The Netherlands is a flat country with no natural barrier against the assault of the North Sea winds that sweep across unrestrained. On my weather app, I pay attention to the codename Orange warning of unusual coastal activity. I used to complain about the weather to friends back home in Nairobi until I had an encounter at the Irish pub on Leidseplein whilst taking shelter after getting caught wrongly dressed in the icy cold rain. I wouldn’t stop whining about the duplicitous Dutch summer, causing a lean, sinewy stranger in workman clothes to blurt out,
“You are not made of cotton candy and sugar. It’s just water!”
Now I have accepted that the weather is shit and I am learning to be a weathered rock of all seasons.

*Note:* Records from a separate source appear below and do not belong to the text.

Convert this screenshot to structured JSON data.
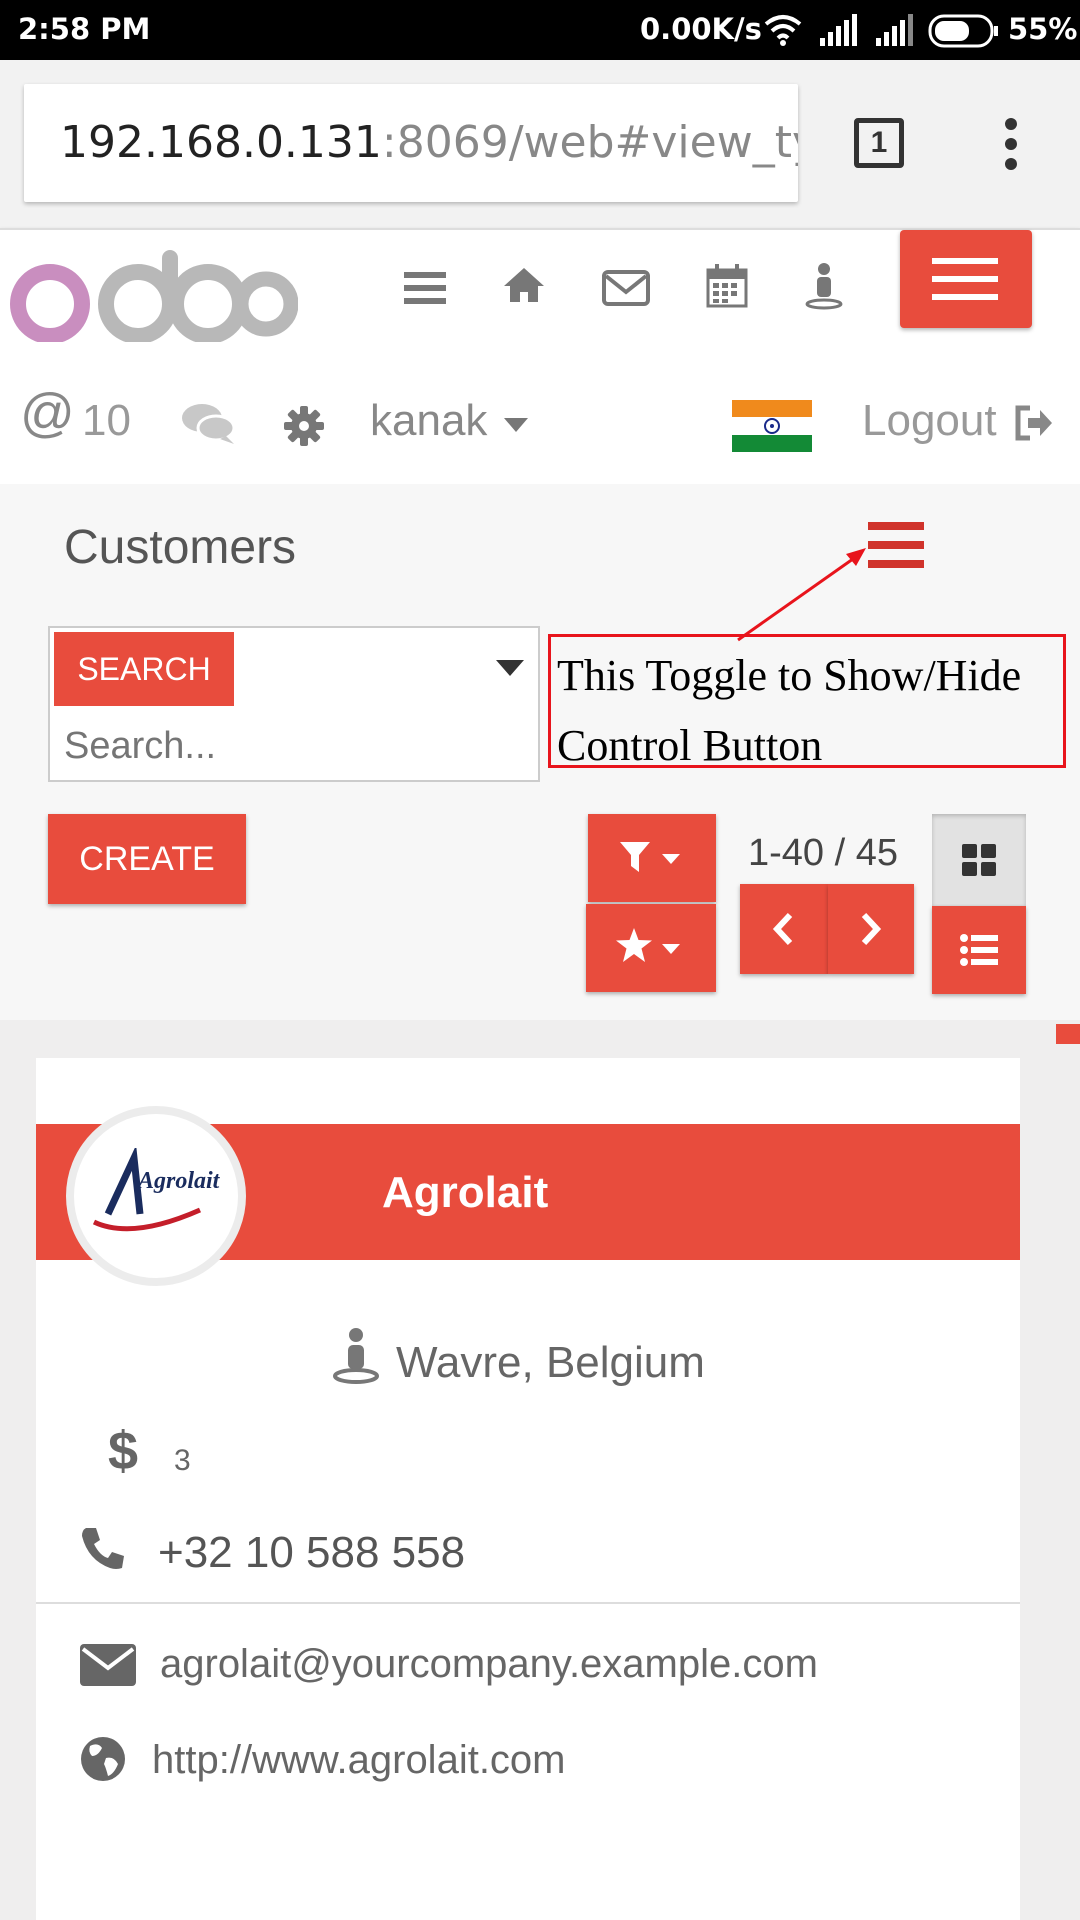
{
  "status_bar": {
    "time": "2:58 PM",
    "net_speed": "0.00K/s",
    "battery": "55%"
  },
  "browser": {
    "url_host": "192.168.0.131",
    "url_rest": ":8069/web#view_ty",
    "tab_count": "1"
  },
  "header": {
    "logo": "odoo",
    "mentions_count": "10",
    "user": "kanak",
    "logout_label": "Logout"
  },
  "control_panel": {
    "title": "Customers",
    "search_tag": "SEARCH",
    "search_placeholder": "Search...",
    "annotation": "This Toggle to Show/Hide Control Button",
    "create_label": "CREATE",
    "pager": "1-40 / 45"
  },
  "partner": {
    "name": "Agrolait",
    "logo_text": "Agrolait",
    "location": "Wavre, Belgium",
    "currency_symbol": "$",
    "count": "3",
    "phone": "+32 10 588 558",
    "email": "agrolait@yourcompany.example.com",
    "website": "http://www.agrolait.com"
  },
  "colors": {
    "accent": "#e84c3d",
    "annotation": "#e8141c",
    "icon_gray": "#777777"
  }
}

My turn arrives and I take a seat on the barber chair. Normally a man of few words, Brian is in a chatty mood today. He complains about the construction work on his street, and how bad it is for business, and then we talk about football. The Dutch did not have an impressive UEFA Cup run last season and I ask what happened to the spirit of the flying Dutchmen of my youth, the magical trio of Ruud Gullit, Frank Rijkaard and Marco Van Bansten. To which he answers,
“Gullit was here.’’
“On this chair, in the morning, he came for a haircut before a TV appearance in Qatar . . . he is a busy guy. . . .”
He tells me about the Dutch football legend, a childhood friend he played ball with on the streets of Amsterdam Old West. Gullit no longer spots dreadlocks and has morphed into a celebrated TV sports commentator.
“He is a funny guy, he was complaining about relatives back in Suriname, always finding a way to ask for money’’.
What were the chances, I wondered, that I would share a barber with Ruud Gullit, the foremost disciple and master of the Dutch brand of total football, the international superstar from the Netherlands that I admired as a teenager.
Dunia ni duara. The world is round.
This piece was first published on oyungapala.com